*Your objective:* Copy the data exactly. Leave nothing out.

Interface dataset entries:
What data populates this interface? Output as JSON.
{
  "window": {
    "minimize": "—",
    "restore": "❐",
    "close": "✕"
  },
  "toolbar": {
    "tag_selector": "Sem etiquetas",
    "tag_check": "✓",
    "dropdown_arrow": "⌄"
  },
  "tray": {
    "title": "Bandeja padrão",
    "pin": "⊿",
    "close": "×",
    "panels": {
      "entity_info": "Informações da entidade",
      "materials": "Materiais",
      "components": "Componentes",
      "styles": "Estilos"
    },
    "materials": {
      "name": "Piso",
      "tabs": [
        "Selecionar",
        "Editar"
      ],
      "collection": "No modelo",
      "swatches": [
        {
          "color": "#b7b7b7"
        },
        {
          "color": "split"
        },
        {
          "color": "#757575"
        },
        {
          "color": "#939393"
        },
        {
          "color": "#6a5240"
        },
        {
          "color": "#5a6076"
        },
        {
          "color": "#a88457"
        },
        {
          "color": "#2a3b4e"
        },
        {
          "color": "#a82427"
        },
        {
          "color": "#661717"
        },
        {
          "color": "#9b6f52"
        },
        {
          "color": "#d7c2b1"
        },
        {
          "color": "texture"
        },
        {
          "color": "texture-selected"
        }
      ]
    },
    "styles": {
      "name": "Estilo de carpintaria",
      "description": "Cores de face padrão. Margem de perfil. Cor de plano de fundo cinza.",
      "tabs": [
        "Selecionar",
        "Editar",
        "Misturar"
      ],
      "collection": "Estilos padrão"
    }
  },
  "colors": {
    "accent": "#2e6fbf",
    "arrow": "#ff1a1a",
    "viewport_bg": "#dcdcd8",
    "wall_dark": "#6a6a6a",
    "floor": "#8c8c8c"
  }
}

*Result of the exercise:*
What data populates this interface? Output as JSON.
{
  "window": {
    "minimize": "—",
    "restore": "❐",
    "close": "✕"
  },
  "toolbar": {
    "tag_selector": "Sem etiquetas",
    "tag_check": "✓",
    "dropdown_arrow": "⌄"
  },
  "tray": {
    "title": "Bandeja padrão",
    "pin": "⊿",
    "close": "×",
    "panels": {
      "entity_info": "Informações da entidade",
      "materials": "Materiais",
      "components": "Componentes",
      "styles": "Estilos"
    },
    "materials": {
      "name": "Piso",
      "tabs": [
        "Selecionar",
        "Editar"
      ],
      "collection": "No modelo",
      "swatches": [
        {
          "color": "#b7b7b7"
        },
        {
          "color": "split"
        },
        {
          "color": "#757575"
        },
        {
          "color": "#939393"
        },
        {
          "color": "#6a5240"
        },
        {
          "color": "#5a6076"
        },
        {
          "color": "#a88457"
        },
        {
          "color": "#2a3b4e"
        },
        {
          "color": "#a82427"
        },
        {
          "color": "#661717"
        },
        {
          "color": "#9b6f52"
        },
        {
          "color": "#d7c2b1"
        },
        {
          "color": "texture"
        },
        {
          "color": "texture-selected"
        }
      ]
    },
    "styles": {
      "name": "Estilo de carpintaria",
      "description": "Cores de face padrão. Margem de perfil. Cor de plano de fundo cinza.",
      "tabs": [
        "Selecionar",
        "Editar",
        "Misturar"
      ],
      "collection": "Estilos padrão"
    }
  },
  "colors": {
    "accent": "#2e6fbf",
    "arrow": "#ff1a1a",
    "viewport_bg": "#dcdcd8",
    "wall_dark": "#6a6a6a",
    "floor": "#8c8c8c"
  }
}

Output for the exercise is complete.